Current research involves development of chemical sensors for selected organic and inorganic water pollutants, aptamer biosensor for HIV protein detection, cholera biosensor, smart polymer based enzyme biosensors, exfoliated graphite based photoelectrochemical reactors for the removal of organics from water (water treatment), onsite electrochemical sensor for arsenic, among other metals.
Prof Omotayo Arotiba – Director
Centre for Nanomaterials Science Research (CNSR)
Tel.: +27 (0)11 559 6200
Fax: +27(0)11 559 6425
DST/Mintek Nanotechnology Innovation Centre (NIC)
The DST/Mintek is a national facility that is geographically spread across the country and was established at Mintek in 2007 by the Department of Science and Technology. The Mintek NIC activities are aimed at addressing national priorities highlighted by both the national nanotechnology strategy and national research and development (R&D) strategy. Importantly, the Mintek NIC structure was built on the foundation of the national system of innovations (NSI) to focus on driving South Africa’s transformation from resource-based economy towards knowledge based economy using nanotechnology. The Mintek NIC activities focus on a number of issues, including the development of research platforms, encouraging and promoting the formation of collaborative networks, addressing human capital development and bridging the “innovation chasm”.

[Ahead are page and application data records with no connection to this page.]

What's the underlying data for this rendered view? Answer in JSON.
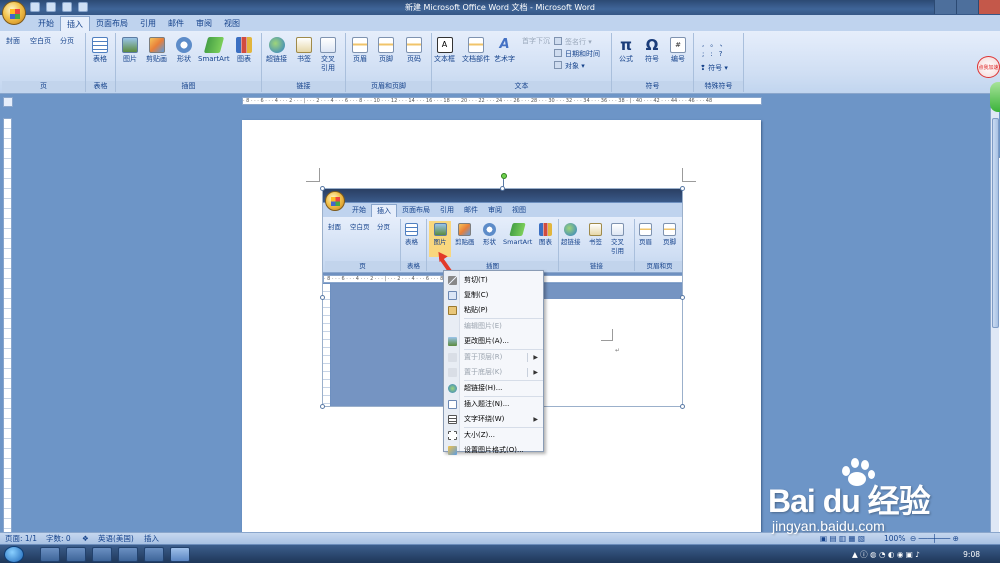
{
  "window": {
    "title": "新建 Microsoft Office Word 文档 - Microsoft Word"
  },
  "tabs": [
    "开始",
    "插入",
    "页面布局",
    "引用",
    "邮件",
    "审阅",
    "视图"
  ],
  "ribbon": {
    "groups": {
      "page": "页",
      "table": "表格",
      "illustrations": "插图",
      "links": "链接",
      "header_footer": "页眉和页脚",
      "text": "文本",
      "symbols": "符号",
      "special": "特殊符号"
    },
    "buttons": {
      "cover": "封面",
      "blank": "空白页",
      "break": "分页",
      "table": "表格",
      "picture": "图片",
      "clipart": "剪贴画",
      "shape": "形状",
      "smartart": "SmartArt",
      "chart": "图表",
      "hyperlink": "超链接",
      "bookmark": "书签",
      "crossref": "交叉\n引用",
      "header": "页眉",
      "footer": "页脚",
      "pagenum": "页码",
      "textbox": "文本框",
      "quickparts": "文档部件",
      "wordart": "艺术字",
      "dropcap": "首字下沉",
      "signature": "签名行",
      "datetime": "日期和时间",
      "object": "对象",
      "formula": "公式",
      "symbol": "符号",
      "number": "编号",
      "special_symbol": "符号"
    },
    "special_glyphs": [
      ",",
      "。",
      "、",
      ";",
      ":",
      "?"
    ]
  },
  "inner": {
    "tabs": [
      "开始",
      "插入",
      "页面布局",
      "引用",
      "邮件",
      "审阅",
      "视图"
    ],
    "buttons": {
      "cover": "封面",
      "blank": "空白页",
      "break": "分页",
      "table": "表格",
      "picture": "图片",
      "clipart": "剪贴画",
      "shape": "形状",
      "smartart": "SmartArt",
      "chart": "图表",
      "hyperlink": "超链接",
      "bookmark": "书签",
      "crossref": "交叉\n引用",
      "header": "页眉",
      "footer": "页脚"
    },
    "groups": {
      "page": "页",
      "table": "表格",
      "illustrations": "插图",
      "links": "链接",
      "header_footer": "页眉和页"
    }
  },
  "context_menu": [
    {
      "label": "剪切(T)",
      "enabled": true
    },
    {
      "label": "复制(C)",
      "enabled": true
    },
    {
      "label": "粘贴(P)",
      "enabled": true
    },
    {
      "label": "编辑图片(E)",
      "enabled": false
    },
    {
      "label": "更改图片(A)...",
      "enabled": true
    },
    {
      "label": "置于顶层(R)",
      "enabled": false,
      "submenu": true
    },
    {
      "label": "置于底层(K)",
      "enabled": false,
      "submenu": true
    },
    {
      "label": "超链接(H)...",
      "enabled": true
    },
    {
      "label": "插入题注(N)...",
      "enabled": true
    },
    {
      "label": "文字环绕(W)",
      "enabled": true,
      "submenu": true
    },
    {
      "label": "大小(Z)...",
      "enabled": true
    },
    {
      "label": "设置图片格式(O)...",
      "enabled": true
    }
  ],
  "statusbar": {
    "page": "页面: 1/1",
    "words": "字数: 0",
    "language": "英语(美国)",
    "mode": "插入",
    "zoom": "100%"
  },
  "taskbar": {
    "clock": "9:08"
  },
  "ruler": {
    "text": "· 8 · · · 6 · · · 4 · · · 2 · · · | · · · 2 · · · 4 · · · 6 · · · 8 · · · 10 · · · 12 · · · 14 · · · 16 · · · 18 · · · 20 · · · 22 · · · 24 · · · 26 · · · 28 · · · 30 · · · 32 · · · 34 · · · 36 · · · 38 · | · 40 · · · 42 · · · 44 · · · 46 · · · 48"
  },
  "inner_ruler": {
    "text": "· 8 · · · 6 · · · 4 · · · 2 · · · | · · · 2 · · · 4 · · · 6 · · · 8 · · · 10 · · · 12 · · · 14"
  },
  "watermark": {
    "logo": "Bai du 经验",
    "url": "jingyan.baidu.com"
  },
  "badge": {
    "text": "点我加速"
  },
  "colors": {
    "ribbon": "#cfdef3",
    "workspace": "#6d95c7",
    "accent": "#15428b",
    "arrow": "#e23a2a"
  }
}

The Department of Applied Chemistry collaborates with the DST/Mintek NIC in an attempt to develop nanomaterials-based solutions to solve problems relating to water treatment (Water Platform). The NIC operates under the umbrella of the Water and Health Research Group, which is a multidisciplinary sounding board within the University for water-related issues including the treatment, distribution, and social consequences of water resources. Its vision is to provide nanotechnology solutions for effective treatment of water to improve the quality of life of the people of South Africa. It seeks to address the objectives of the national Nanotechnology Strategy of South Africa in respect of improving the quality of life by pursuing research and development in water treatment utilizing nanotechnology and membrane technology.
The centre focuses on the use of polymeric materials and zeolites that can be used in a broad range of applications such as filter-beds and ion-exchange columns. These materials are broadly adaptable to different forms including granules, beads and films. Functionality is added by suitable immobilisation of nano-scale metal, inorganic and organic units. The centre’s main area of expertise is the application of synthesis and characterisation techniques to these “functional nanomaterials”. The functional nanomaterials are then applied to the detection, trapping, and destruction of water-borne pollutants, especially trace organic molecules. The centre works closely with local and international research institutions such as the University of the Western Cape, Durban University of Technology, and TU Delft in the Netherlands. It also has close links with science councils and water-bodies such as the Water Research Commission. Thirdly the participation from industrial partners like Rand-Water, ESKOM, and Industrial Urethanes allows us to develop the technology in tandem with the science. The centre has a strong focus on postgraduate student development, and short working visits by collaborating partners are encouraged.
The following Nanotechnology treatment systems are being developed:
Nanostructured polymeric adsorbent for capturing organics and heavy metals. Adsorption modules with low pressure drops for fast removal of organics and heavy metals.
Membrane supported nanocatalysts as treatment options for polluted water and wastewater. Total mineralisation and degradation of organic compounds using membrane supported nanocatalysts which have high degradation rates towards selected compounds are developed and fabricated in-house.
Hydrophilic nanostructured polymeric membranes for portable water production. Imparting hydrophilicity to old and newly formulated polymeric membranes as a way of minimising fouling and increasing membrane lifespan is generally accepted as the best method.
Prof Sabelo Mhlanga – Director
DST/Mintek Nanotechnology Innovation Centre – Water Research Node
Tel: +27(0)11 559 6187
Fax: +27(0)11 559 6425